»»

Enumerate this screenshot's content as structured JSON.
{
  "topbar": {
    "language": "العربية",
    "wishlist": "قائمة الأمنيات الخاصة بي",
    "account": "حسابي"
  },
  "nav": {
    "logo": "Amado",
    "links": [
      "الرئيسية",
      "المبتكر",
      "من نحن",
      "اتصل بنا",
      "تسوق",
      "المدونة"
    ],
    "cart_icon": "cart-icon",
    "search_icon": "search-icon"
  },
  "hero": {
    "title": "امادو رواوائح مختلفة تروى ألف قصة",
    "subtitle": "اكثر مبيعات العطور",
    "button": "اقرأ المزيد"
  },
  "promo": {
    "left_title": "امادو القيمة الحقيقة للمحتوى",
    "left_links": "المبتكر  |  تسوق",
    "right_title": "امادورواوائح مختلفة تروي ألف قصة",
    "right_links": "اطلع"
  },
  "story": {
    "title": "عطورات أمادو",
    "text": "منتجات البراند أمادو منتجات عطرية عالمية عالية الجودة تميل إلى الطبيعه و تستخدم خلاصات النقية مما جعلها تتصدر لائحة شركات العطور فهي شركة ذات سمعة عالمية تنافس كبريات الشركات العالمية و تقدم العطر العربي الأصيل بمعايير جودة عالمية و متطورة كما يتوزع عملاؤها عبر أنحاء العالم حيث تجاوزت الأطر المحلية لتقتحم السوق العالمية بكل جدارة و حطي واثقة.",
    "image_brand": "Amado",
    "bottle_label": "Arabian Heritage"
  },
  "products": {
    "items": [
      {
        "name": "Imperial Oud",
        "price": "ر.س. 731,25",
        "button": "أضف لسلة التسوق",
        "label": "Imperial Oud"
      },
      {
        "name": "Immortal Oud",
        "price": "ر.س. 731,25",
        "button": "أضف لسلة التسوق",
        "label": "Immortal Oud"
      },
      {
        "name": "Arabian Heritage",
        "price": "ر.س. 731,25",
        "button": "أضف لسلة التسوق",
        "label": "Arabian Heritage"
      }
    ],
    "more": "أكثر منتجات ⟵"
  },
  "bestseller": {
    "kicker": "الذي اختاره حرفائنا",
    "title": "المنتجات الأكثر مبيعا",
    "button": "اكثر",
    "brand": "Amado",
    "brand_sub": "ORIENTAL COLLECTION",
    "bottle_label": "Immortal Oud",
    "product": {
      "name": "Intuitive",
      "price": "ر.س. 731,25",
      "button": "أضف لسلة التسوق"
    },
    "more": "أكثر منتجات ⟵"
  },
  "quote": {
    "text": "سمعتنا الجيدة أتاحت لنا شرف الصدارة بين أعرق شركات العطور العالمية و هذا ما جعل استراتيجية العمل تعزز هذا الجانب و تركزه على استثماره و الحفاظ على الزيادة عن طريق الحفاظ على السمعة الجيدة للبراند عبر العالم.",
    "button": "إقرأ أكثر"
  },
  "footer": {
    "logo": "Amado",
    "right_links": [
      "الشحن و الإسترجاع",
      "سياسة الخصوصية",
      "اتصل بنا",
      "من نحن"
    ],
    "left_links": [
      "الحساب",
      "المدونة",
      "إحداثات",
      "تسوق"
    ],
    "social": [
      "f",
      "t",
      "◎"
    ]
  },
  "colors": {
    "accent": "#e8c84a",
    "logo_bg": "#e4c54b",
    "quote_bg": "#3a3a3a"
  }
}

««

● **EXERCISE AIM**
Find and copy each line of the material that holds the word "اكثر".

● **EXERCISE ANSWER**
    "subtitle": "اكثر مبيعات العطور",
    "button": "اكثر",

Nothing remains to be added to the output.